Counseling and therapy can help you better understand the main cause of your struggles with addiction so that you can more effectively cope with the symptoms of withdrawal, manage the effects your addiction has had on your relationships, and find new ways to cope with stress that don't require the use of drugs.
There is substantial evidence that a person's motivation to change their addictive behavior is strongly influenced by the interpersonal relationship of client and therapist/counselor. Additionally, commitment to recovery is facilitated in the context of an interpersonal conversation, where ambivalence is resolved and the client's motivation is examined.
Partial Hospitalization and Intensive Outpatient
If you think you might need inpatient care, but are unsure of whether you can deal with the time demands of such intensive treatment, partial hospitalization or intensive outpatient programs (IOP) could be the ideal choice for you.
Partial hospitalization programs blend the comprehensive approach of inpatient care, offering you access to therapy, medical care, group support, and more.
But at the end of the day, you return home, allowing you to continue living your life, in addition to "practicing" sobriety on your own as you receive treatment.
Dual Diagnosis Treatment: What to Expect
Close to half of all oxycodone addicts report having an underlying mental health condition, such as depression or anxiety.
If you neglect treating your mental illness, your recovery could prove even more difficult, since the stress you'll face as you withdraw will be much higher than that of typical addicts. Moreover, you'll continue to face the challenges of your untreated mental illness.
Left untreated, mental illness makes relapse increasingly likely. But dual diagnosis treatment programs manage both issues at once, helping you finally live the life you deserve.
Multi-study research has found that psychosocial interventions such as the following reduce substance use while treating co-occurring clinical depression:
If your life has gotten worse since you began using oxycodone, it's time to seek treatment. Don't endlessly debate whether you're struggling with an addiction. Instead, consider your life without oxycodone.
If you can't imagine a decent life without drugs, or can't face the thought of quitting, treatment can help. Mental health concerns shouldn't be an obstacle to much needed recovery. For help managing an addiction, call
How to Choose the Best Oxycodone Addiction Treatment
The addiction treatment you choose could be the most important decision you ever make. Effective treatment can save your life, while ineffective treatment can rob you of hope, worsening your addiction.
It's not rude to ask lots of questions or to question that which you don't understand or agree with. You have a right to know what treatment will be like, so inquire about:
- A typical day at the center.
- Relapse rates.
- Specific treatment plans.
- Your rights while receiving treatment.
- The center's philosophy and values.
- How long treatment will take.
A knowledgeable rehab consumer is an empowered consumer, and such empowerment is the first step on the long road to recovery.

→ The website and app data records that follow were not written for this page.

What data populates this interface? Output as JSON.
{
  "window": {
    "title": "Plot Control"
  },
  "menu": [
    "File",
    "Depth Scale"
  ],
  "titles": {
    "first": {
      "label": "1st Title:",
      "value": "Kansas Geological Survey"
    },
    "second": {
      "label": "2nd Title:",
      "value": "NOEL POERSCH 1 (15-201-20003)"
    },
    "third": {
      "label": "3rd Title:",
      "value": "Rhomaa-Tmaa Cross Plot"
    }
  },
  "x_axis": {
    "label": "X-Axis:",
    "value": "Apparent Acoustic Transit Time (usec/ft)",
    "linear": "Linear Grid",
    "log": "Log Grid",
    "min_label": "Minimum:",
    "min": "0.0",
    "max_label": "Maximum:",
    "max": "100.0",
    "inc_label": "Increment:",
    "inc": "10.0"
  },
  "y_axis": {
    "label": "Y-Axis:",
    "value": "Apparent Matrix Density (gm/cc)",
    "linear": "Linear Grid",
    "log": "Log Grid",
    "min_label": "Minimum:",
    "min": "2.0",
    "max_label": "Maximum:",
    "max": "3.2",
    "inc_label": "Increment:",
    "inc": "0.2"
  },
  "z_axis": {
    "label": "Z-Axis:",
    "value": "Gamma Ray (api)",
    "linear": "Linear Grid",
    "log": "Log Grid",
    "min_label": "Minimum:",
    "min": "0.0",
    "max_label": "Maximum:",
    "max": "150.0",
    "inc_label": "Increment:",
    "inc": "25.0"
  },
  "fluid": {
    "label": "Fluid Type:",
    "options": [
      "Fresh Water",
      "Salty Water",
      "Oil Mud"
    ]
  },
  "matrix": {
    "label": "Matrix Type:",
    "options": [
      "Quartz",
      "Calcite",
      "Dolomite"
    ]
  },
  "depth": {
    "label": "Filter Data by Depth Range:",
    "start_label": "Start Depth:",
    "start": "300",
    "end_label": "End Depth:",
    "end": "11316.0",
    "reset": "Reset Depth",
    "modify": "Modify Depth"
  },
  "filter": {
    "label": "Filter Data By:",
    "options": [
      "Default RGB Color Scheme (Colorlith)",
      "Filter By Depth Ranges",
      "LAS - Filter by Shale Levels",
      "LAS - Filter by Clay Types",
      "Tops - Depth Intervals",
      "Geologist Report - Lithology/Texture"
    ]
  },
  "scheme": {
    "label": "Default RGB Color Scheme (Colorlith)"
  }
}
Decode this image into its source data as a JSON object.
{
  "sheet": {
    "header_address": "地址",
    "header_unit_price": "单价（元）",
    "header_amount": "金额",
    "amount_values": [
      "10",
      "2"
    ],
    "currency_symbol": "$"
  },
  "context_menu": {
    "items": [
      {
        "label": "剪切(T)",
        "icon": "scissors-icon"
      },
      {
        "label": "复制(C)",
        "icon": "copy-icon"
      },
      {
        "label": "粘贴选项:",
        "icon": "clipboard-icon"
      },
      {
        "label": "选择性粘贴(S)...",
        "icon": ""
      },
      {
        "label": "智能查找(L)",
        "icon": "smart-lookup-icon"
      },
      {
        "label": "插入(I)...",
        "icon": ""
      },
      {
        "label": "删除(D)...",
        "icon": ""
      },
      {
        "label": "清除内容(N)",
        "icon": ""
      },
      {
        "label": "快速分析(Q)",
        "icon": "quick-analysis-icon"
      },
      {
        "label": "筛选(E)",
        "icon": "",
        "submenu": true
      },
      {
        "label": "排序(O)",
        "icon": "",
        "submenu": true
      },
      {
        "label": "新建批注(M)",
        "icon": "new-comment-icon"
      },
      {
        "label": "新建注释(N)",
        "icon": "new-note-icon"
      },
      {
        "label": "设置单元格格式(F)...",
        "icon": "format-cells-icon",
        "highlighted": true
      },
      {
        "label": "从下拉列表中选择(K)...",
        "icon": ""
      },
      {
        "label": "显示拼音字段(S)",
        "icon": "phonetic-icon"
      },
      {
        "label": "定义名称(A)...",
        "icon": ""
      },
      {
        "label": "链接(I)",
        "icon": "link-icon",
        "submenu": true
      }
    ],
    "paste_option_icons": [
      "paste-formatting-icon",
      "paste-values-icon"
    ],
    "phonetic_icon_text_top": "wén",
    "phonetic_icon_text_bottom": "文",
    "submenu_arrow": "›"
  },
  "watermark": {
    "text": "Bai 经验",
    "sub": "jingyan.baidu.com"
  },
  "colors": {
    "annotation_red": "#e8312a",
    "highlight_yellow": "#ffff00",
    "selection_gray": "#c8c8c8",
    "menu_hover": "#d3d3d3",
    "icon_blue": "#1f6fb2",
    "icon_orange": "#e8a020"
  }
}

- Liepman, M.R., et al. (2009). Chapter 62: Family Involvement in Addiction, Treatment, and Recovery.
- In Ries, R.K., et al., Principles of Addiction Medicine. Fourth Edition. Philadelphia, PA: Lippincott, Williams & Wilkins. pp. 857-868.
- Mee-Lee, D., et al., eds. The ASAM Criteria: Treatment Criteria for Addictive, Substance-Related, and Co-Occurring Conditions. Third Edition. Chevy Chase, MD: American Society of Addiction Medicine/The Change Companies.
- Miller, W.R. (2006). Motivational Factors in Addictive Behaviors. In Miller, W.R., & Carroll, K.M. eds. Rethinking Substance Abuse. New York: Guilford Press, pp. 134-150.
- Nunes, E.V., and Weiss, R. D. Co-occurring Addiction and Affective Disorders. In Ries et al. Previously cited.
- Rieckman, T.R. et al., (2014). Impact of Research Network Participation on the Adoption of Buprenorphine for Substance Abuse Treatment. Addict Behavior 39(5): 889-896.
- Walton-Moss, B. et al. (2013). Relationship of Spirituality or Religion to Recovery from Substance Abuse. Journal of Addictions Nursing 24(4): 217-226.